Safe Harbor 401K Definition
What is the definition of a safe harbor 401k? This is a specific type of 401k plan that is available to many employees, but there are some unique factors involved with this type that may make it a better choice. This type of plan first became available in 1996, when the Small Business Job Protection Act allowed 401k plans to use simpler methods to meet the requirements for non-discrimination in these plans. The maximum 401k contribution per year may allow for certain catch up contributions with this plan type, just like with other versions, and any plan which uses the alternative method to prevent discrimination is classified as a safe harbor 401k.
The average 401k balance by age shows that these plans can be very successful at saving for retirement. Until 1996 the administrative responsibilities involved in providing a 401k plan for employees was so burdensome that few small business owners set up a plan for employees. The safe harbor 401k plans have changed this, and made it much easier for small businesses to give their employees this option. Non discrimination is shown because all of the employer contributions made are fully vested immediately. Until these plans were created the comparison of IRA vs 401k was much more difficult for many people.
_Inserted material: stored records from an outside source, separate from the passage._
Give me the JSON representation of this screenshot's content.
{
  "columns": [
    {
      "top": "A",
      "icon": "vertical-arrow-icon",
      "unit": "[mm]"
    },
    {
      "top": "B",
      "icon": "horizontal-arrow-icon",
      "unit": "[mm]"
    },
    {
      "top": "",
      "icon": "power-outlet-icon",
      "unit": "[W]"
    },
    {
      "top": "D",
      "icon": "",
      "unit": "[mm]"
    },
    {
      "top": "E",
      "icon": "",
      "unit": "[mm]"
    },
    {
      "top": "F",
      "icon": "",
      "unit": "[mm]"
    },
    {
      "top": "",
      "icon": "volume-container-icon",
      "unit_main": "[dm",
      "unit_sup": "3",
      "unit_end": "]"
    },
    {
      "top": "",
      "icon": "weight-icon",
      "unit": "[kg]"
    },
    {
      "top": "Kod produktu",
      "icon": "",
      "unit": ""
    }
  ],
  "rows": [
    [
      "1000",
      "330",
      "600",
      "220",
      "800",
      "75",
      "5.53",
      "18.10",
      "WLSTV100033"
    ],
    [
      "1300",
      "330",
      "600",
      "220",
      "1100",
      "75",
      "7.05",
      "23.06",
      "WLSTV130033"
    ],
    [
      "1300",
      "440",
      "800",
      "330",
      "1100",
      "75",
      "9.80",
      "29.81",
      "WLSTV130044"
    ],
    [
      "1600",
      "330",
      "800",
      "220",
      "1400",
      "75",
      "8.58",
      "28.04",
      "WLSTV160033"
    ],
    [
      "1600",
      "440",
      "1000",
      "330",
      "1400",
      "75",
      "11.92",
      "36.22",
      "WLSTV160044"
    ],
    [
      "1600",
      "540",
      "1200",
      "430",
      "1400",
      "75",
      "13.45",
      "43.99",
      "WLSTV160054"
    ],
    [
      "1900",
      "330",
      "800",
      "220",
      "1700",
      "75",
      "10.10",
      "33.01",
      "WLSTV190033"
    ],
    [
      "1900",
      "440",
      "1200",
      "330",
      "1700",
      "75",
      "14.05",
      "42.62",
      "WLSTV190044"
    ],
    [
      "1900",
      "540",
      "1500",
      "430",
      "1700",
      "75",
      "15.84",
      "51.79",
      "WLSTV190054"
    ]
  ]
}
A safe harbor 401k provides a much wider access to a retirement savings plan for small business employees. These plans can also be a good choice for self employed retirement plans because of the simplified requirements. The flexibility that these plans allow have helped many employers offer these plans, and given many thousands of employees access to a retirement savings vehicle. A safe harbor 401k eliminates many of the complex rules concerning taxes and administration of these plans, so that smaller businesses will also benefit. Immediate vestment of employer contributions to this type of plan ensures that highly compensated employees are not treated better than other employees.